(Available data)

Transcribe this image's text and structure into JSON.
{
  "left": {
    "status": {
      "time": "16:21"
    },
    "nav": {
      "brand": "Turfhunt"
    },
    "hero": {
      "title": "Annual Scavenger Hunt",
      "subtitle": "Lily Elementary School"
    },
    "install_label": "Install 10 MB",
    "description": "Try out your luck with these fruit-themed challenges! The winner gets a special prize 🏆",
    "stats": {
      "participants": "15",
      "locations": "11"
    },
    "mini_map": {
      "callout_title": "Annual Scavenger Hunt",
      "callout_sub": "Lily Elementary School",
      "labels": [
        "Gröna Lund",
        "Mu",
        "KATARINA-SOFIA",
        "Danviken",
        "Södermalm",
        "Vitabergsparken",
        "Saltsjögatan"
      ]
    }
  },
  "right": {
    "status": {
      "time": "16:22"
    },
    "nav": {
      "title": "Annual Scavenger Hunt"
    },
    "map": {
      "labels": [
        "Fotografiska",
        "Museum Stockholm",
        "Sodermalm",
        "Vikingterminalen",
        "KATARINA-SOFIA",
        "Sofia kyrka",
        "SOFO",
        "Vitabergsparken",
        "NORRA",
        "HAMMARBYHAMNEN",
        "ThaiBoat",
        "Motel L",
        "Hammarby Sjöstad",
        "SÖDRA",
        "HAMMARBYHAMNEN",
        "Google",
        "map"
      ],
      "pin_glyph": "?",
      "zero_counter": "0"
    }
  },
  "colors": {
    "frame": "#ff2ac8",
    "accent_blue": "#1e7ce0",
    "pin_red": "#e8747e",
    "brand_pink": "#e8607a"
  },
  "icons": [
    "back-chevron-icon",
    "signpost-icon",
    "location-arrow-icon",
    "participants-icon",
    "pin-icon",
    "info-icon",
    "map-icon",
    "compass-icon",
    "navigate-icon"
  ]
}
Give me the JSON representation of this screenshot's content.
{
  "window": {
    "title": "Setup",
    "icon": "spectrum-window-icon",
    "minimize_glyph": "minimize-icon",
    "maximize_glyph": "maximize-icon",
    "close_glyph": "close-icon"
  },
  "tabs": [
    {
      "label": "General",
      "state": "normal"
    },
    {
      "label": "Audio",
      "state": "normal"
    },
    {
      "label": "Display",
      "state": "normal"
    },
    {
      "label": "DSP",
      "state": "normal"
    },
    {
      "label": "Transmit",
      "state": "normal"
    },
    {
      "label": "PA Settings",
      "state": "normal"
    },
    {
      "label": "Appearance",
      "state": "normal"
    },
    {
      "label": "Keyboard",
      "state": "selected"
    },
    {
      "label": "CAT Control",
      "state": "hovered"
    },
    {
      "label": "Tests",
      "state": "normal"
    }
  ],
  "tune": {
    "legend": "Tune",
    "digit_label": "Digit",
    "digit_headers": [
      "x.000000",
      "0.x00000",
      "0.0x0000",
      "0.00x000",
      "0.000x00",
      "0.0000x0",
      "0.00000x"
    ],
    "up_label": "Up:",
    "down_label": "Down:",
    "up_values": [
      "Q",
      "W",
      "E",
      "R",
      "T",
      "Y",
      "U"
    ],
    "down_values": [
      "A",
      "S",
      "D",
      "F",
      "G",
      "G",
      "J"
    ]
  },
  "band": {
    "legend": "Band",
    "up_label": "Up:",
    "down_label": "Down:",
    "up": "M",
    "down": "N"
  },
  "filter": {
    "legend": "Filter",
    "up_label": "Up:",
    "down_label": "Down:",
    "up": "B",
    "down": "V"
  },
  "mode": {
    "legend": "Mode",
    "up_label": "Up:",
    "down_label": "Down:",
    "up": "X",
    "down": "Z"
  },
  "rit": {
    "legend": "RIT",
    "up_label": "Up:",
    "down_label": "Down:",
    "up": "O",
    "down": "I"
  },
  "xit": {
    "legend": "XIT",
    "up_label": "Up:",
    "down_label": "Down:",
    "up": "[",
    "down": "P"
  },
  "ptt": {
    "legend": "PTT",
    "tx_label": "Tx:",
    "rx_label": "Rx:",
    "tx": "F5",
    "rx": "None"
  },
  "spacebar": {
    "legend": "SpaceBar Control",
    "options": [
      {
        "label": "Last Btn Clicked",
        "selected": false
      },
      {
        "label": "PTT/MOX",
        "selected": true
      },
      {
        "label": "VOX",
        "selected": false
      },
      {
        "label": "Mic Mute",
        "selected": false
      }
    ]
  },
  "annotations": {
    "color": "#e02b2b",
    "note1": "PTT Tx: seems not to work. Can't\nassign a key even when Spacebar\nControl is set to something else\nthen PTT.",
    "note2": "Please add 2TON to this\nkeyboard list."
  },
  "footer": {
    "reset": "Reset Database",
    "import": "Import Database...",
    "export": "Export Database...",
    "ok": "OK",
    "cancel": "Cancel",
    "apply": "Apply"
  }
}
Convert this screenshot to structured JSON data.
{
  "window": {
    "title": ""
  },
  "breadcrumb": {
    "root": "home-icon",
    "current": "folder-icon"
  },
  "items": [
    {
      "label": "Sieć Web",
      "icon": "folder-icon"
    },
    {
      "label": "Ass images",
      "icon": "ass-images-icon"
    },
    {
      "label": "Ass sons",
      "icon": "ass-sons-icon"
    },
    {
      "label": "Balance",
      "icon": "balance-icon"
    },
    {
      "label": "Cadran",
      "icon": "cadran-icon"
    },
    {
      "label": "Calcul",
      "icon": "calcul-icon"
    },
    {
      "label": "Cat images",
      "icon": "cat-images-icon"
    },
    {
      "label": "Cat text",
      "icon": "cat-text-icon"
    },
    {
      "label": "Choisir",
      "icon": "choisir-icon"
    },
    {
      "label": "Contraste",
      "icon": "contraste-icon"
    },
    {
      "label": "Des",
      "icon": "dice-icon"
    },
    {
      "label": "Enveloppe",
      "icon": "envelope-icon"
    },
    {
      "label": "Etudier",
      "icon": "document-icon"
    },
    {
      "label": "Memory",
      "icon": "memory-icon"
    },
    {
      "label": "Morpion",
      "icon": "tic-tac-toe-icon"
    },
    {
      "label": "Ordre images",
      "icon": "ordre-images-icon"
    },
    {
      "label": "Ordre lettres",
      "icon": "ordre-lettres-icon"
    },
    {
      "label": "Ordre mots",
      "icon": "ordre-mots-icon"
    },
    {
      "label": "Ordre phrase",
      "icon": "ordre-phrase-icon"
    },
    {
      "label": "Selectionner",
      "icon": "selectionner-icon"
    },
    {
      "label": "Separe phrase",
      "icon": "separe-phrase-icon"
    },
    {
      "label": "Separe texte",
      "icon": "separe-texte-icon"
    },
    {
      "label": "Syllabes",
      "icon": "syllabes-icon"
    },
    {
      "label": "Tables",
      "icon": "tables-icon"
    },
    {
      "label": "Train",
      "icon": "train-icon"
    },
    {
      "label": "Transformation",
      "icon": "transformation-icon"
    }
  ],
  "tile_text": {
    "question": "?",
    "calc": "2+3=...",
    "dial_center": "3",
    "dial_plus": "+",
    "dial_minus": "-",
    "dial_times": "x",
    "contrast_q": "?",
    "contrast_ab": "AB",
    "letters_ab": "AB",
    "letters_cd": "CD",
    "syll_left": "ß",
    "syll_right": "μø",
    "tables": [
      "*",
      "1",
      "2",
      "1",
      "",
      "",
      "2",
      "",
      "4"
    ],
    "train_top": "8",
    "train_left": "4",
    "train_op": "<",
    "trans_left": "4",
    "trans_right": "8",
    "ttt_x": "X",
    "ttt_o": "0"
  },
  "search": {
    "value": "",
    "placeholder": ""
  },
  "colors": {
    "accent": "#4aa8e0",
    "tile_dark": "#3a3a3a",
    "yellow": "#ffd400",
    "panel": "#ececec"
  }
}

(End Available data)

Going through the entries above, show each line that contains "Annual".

      "title": "Annual Scavenger Hunt",
      "callout_title": "Annual Scavenger Hunt",
      "title": "Annual Scavenger Hunt"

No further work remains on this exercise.